"Lord Eldrick is late!" they were surely whispering.

All because of a sneeze. He had been well on his way to Sheppley Hall, when a sneeze sent his monocle flying out the limousine window--now it appeared to have vanished into thin air.

The streets were dark and seedy. He was unaccustomed to such squalor. Shady, disreputable types were everywhere.

"My God," he thought, "if they find my monocle, who is to say what barbaric treatment they will subject it to! They're no better than savage beasts!"

A waifish little girl ran through his peripheral vision, accompanied by a glint of gold. His suspicions were immediately aroused.

"You there!" said Eldrick, "Unhand that monocle!"

The little girl ran down the lane and underneath a bridge, with Eldrick fast on her heels. He grabbed her and she started to scream. The golden object flew from her hands and slid over the cobblestones. Under the seamy yellow light of a street lamp, a crowd of burly men were gathered. They looked over at Eldrick with a variety of hard, sinister glares.

"Oh," said Eldrick, "pardon me. But I'm afraid that young lady may have appropriated one of my possessions..."

A portly man in a cheap suit bent down and picked up the golden item.

"Well, your lordship, you stumbled on our little strong man tournament! We hold it every now and again, under this bridge! It looks like your little girl here found a splendid little prize for whoever wins our next fight. What's this? Looks like solid gold, if I'm not mistaken!"

The crowd cheered, and Eldrick made his way over to their portly ringleader. He waved his cane menacingly.

"Now listen, my good man!" said Eldrick, "That is an item of incalculable social benefit to me, and I'll not part with it!"

"Well!" said the portly fellow, "We are a strong man club, sir! If you win a fight, you'll win this prize!"

The crowd formed a circle around Eldrick, and he rolled up his sleeves, gritting his teeth.

"As you wish, gentlemen!" said Eldrick, "Who is first?"


The little girl sat with her mother in their humble kitchen, eating breakfast. Her mother read the paper.

"Oh!" said her mother, "Listen to this! Lord Eldrick was arrested for assault! And for participating in an illegal fight club! Who would have thought! And him in the house of lords!"

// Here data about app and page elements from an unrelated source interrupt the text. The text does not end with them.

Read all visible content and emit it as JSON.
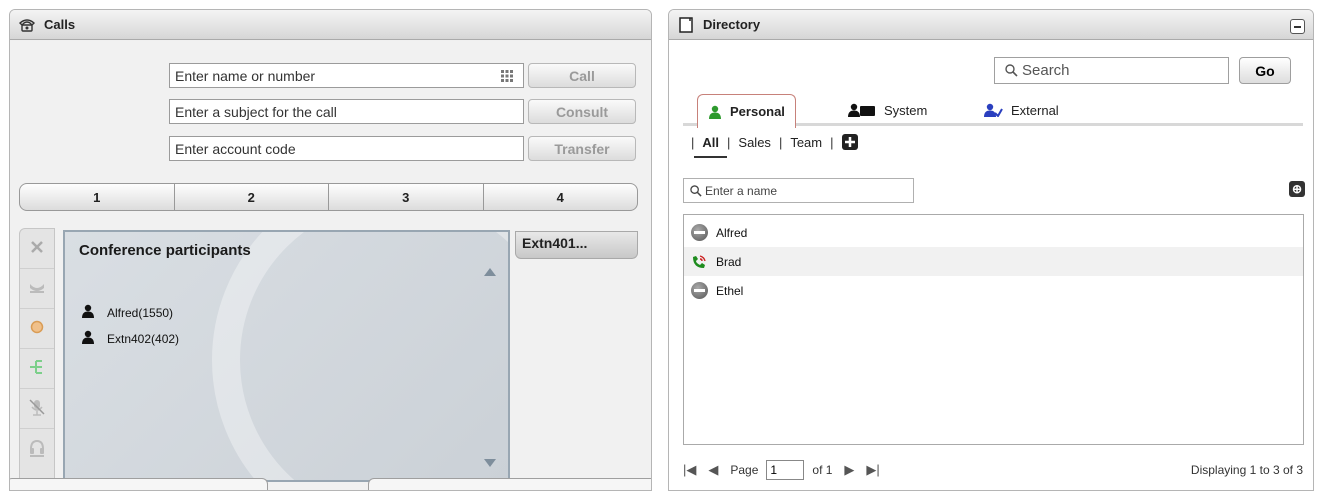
{
  "calls": {
    "title": "Calls",
    "name_placeholder": "Enter name or number",
    "subject_placeholder": "Enter a subject for the call",
    "account_placeholder": "Enter account code",
    "call_label": "Call",
    "consult_label": "Consult",
    "transfer_label": "Transfer",
    "lines": [
      "1",
      "2",
      "3",
      "4"
    ],
    "conference_title": "Conference participants",
    "participants": [
      "Alfred(1550)",
      "Extn402(402)"
    ],
    "active_tab": "Extn401..."
  },
  "directory": {
    "title": "Directory",
    "search_placeholder": "Search",
    "go_label": "Go",
    "tabs": [
      "Personal",
      "System",
      "External"
    ],
    "subtabs": [
      "All",
      "Sales",
      "Team"
    ],
    "filter_placeholder": "Enter a name",
    "contacts": [
      {
        "name": "Alfred",
        "status": "dnd"
      },
      {
        "name": "Brad",
        "status": "on-call"
      },
      {
        "name": "Ethel",
        "status": "dnd"
      }
    ],
    "pager": {
      "page_label": "Page",
      "page_value": "1",
      "of_label": "of 1",
      "displaying": "Displaying 1 to 3 of 3"
    }
  },
  "colors": {
    "personal_icon": "#2e9a2e",
    "external_icon": "#2a3fbf",
    "on_call_green": "#1f8c1f",
    "on_call_red": "#cc2222"
  }
}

The little girl leaned over to see the article.

"That photo!" said the girl, "I know him! He's the man who chased me last night and stole my gold bracelet!"

"Oh, how horrible!" said her mother, "I tell you, you can't trust the aristocracy! They're no better than savages beasts!"